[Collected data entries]
• • • • •

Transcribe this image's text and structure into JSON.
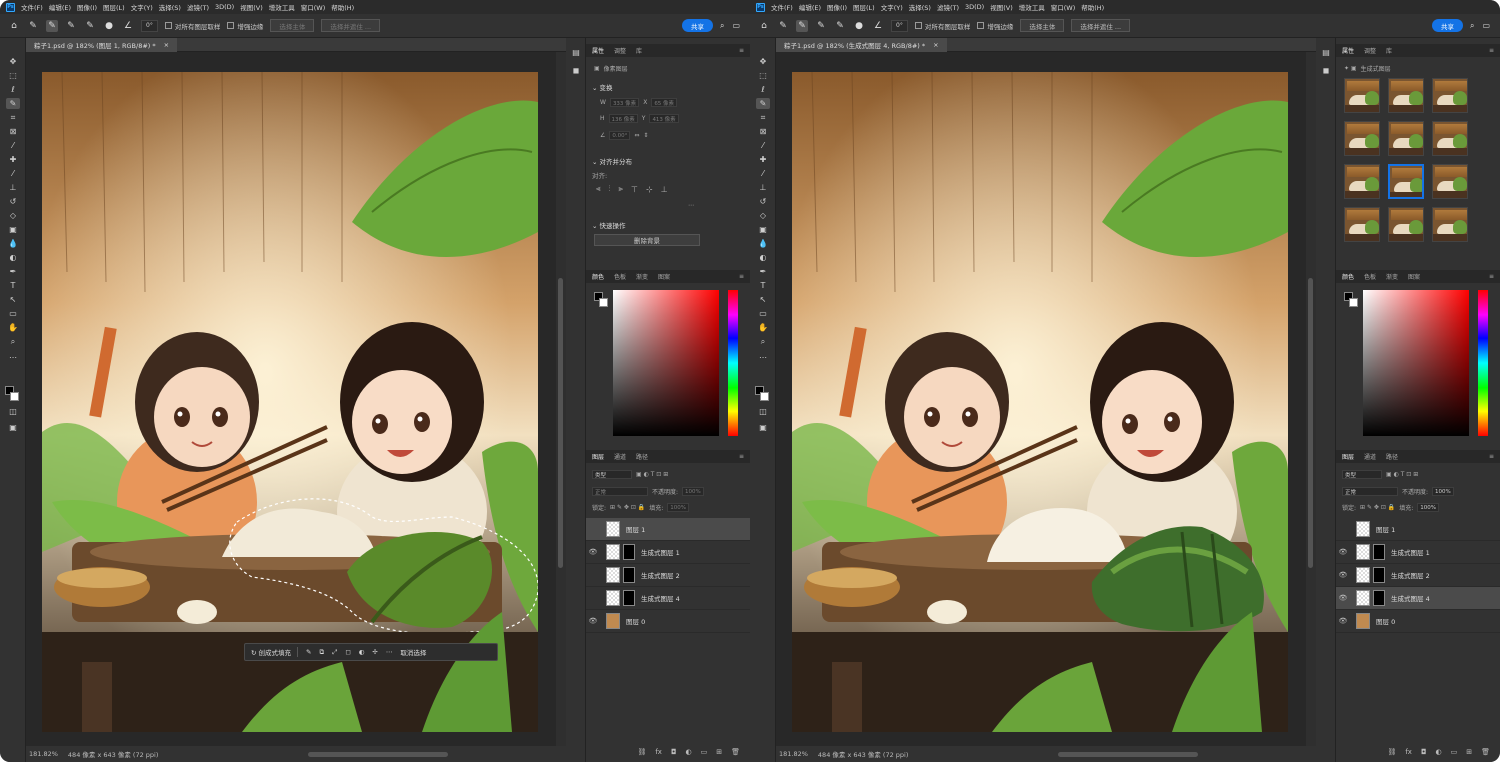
{
  "menu": [
    "文件(F)",
    "编辑(E)",
    "图像(I)",
    "图层(L)",
    "文字(Y)",
    "选择(S)",
    "滤镜(T)",
    "3D(D)",
    "视图(V)",
    "增效工具",
    "窗口(W)",
    "帮助(H)"
  ],
  "options": {
    "angle": "0°",
    "sample_all": "对所有图层取样",
    "enhance": "增强边缘",
    "select_subject": "选择主体",
    "select_mask": "选择并遮住 ...",
    "share": "共享",
    "brush_size": "30"
  },
  "left": {
    "doc_tab": "粽子1.psd @ 182% (图层 1, RGB/8#) *",
    "status_zoom": "181.82%",
    "status_size": "484 像素 x 643 像素 (72 ppi)",
    "panel_tabs": [
      "属性",
      "调整",
      "库"
    ],
    "pixel_layer": "像素图层",
    "transform": "变换",
    "tf_w": "333 像素",
    "tf_x": "65 像素",
    "tf_h": "136 像素",
    "tf_y": "413 像素",
    "tf_angle": "0.00°",
    "align": "对齐并分布",
    "align_sub": "对齐:",
    "quick": "快速操作",
    "remove_bg": "删除背景",
    "color_tabs": [
      "颜色",
      "色板",
      "渐变",
      "图案"
    ],
    "layers_tabs": [
      "图层",
      "通道",
      "路径"
    ],
    "kind": "类型",
    "blend": "正常",
    "opacity_label": "不透明度:",
    "opacity": "100%",
    "lock_label": "锁定:",
    "fill_label": "填充:",
    "fill": "100%",
    "layers": [
      {
        "name": "图层 1",
        "eye": "",
        "selected": true,
        "mask": false
      },
      {
        "name": "生成式图层 1",
        "eye": "👁",
        "selected": false,
        "mask": true
      },
      {
        "name": "生成式图层 2",
        "eye": "",
        "selected": false,
        "mask": true
      },
      {
        "name": "生成式图层 4",
        "eye": "",
        "selected": false,
        "mask": true
      },
      {
        "name": "图层 0",
        "eye": "👁",
        "selected": false,
        "mask": false
      }
    ],
    "ctx_fill": "创成式填充",
    "ctx_cancel": "取消选择"
  },
  "right": {
    "doc_tab": "粽子1.psd @ 182% (生成式图层 4, RGB/8#) *",
    "status_zoom": "181.82%",
    "status_size": "484 像素 x 643 像素 (72 ppi)",
    "panel_tabs": [
      "属性",
      "调整",
      "库"
    ],
    "gen_layer": "生成式图层",
    "color_tabs": [
      "颜色",
      "色板",
      "渐变",
      "图案"
    ],
    "layers_tabs": [
      "图层",
      "通道",
      "路径"
    ],
    "kind": "类型",
    "blend": "正常",
    "opacity_label": "不透明度:",
    "opacity": "100%",
    "lock_label": "锁定:",
    "fill_label": "填充:",
    "fill": "100%",
    "layers": [
      {
        "name": "图层 1",
        "eye": "",
        "selected": false,
        "mask": false
      },
      {
        "name": "生成式图层 1",
        "eye": "👁",
        "selected": false,
        "mask": true
      },
      {
        "name": "生成式图层 2",
        "eye": "👁",
        "selected": false,
        "mask": true
      },
      {
        "name": "生成式图层 4",
        "eye": "👁",
        "selected": true,
        "mask": true
      },
      {
        "name": "图层 0",
        "eye": "👁",
        "selected": false,
        "mask": false
      }
    ]
  }
}
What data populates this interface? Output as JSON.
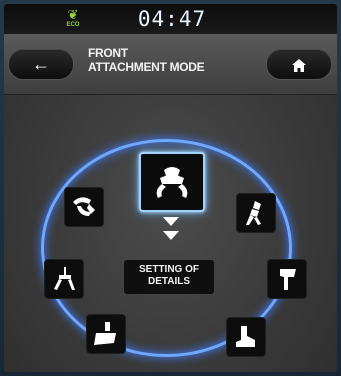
{
  "status_bar": {
    "eco_label": "ECO",
    "eco_icon": "leaf-icon",
    "clock": "04:47"
  },
  "header": {
    "back_icon": "arrow-left-icon",
    "home_icon": "home-icon",
    "title_line1": "FRONT",
    "title_line2": "ATTACHMENT MODE"
  },
  "mode_selector": {
    "selected_icon": "grapple-attachment-icon",
    "details_line1": "SETTING OF",
    "details_line2": "DETAILS",
    "items": [
      {
        "icon": "grapple-claw-icon"
      },
      {
        "icon": "breaker-attachment-icon"
      },
      {
        "icon": "clamp-attachment-icon"
      },
      {
        "icon": "ripper-attachment-icon"
      },
      {
        "icon": "bucket-attachment-icon"
      },
      {
        "icon": "pusher-attachment-icon"
      }
    ]
  },
  "colors": {
    "ring_glow": "#6fa8ff",
    "eco_green": "#9bd23a"
  }
}
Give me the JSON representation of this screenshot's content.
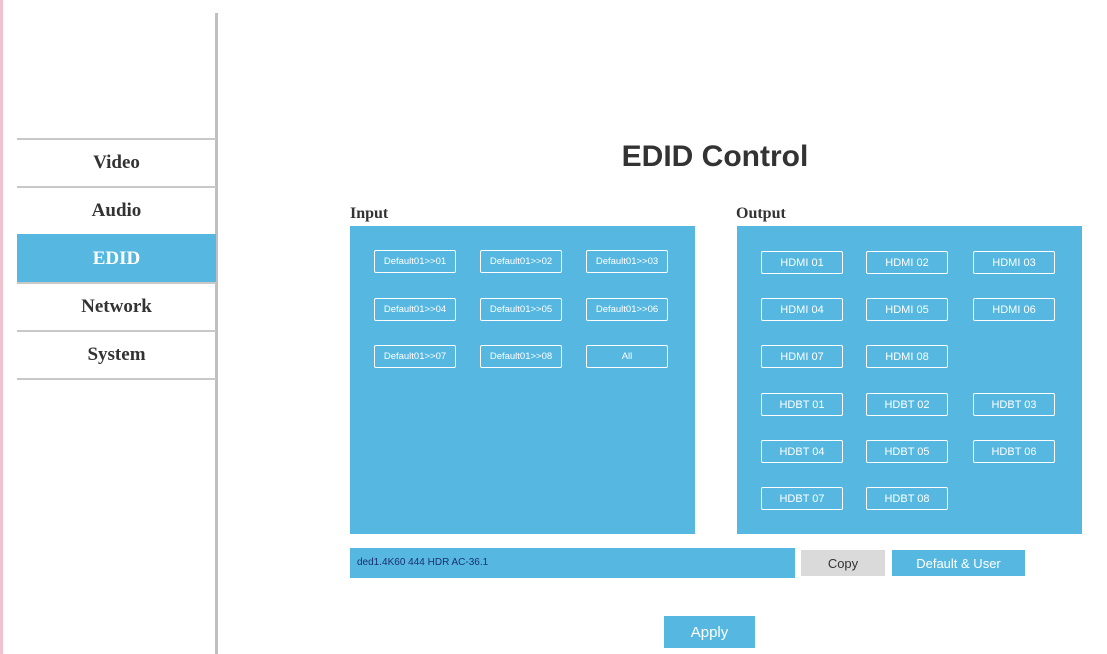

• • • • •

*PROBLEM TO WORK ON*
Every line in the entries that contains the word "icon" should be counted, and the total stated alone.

*ANSWER TO THE EXERCISE*
10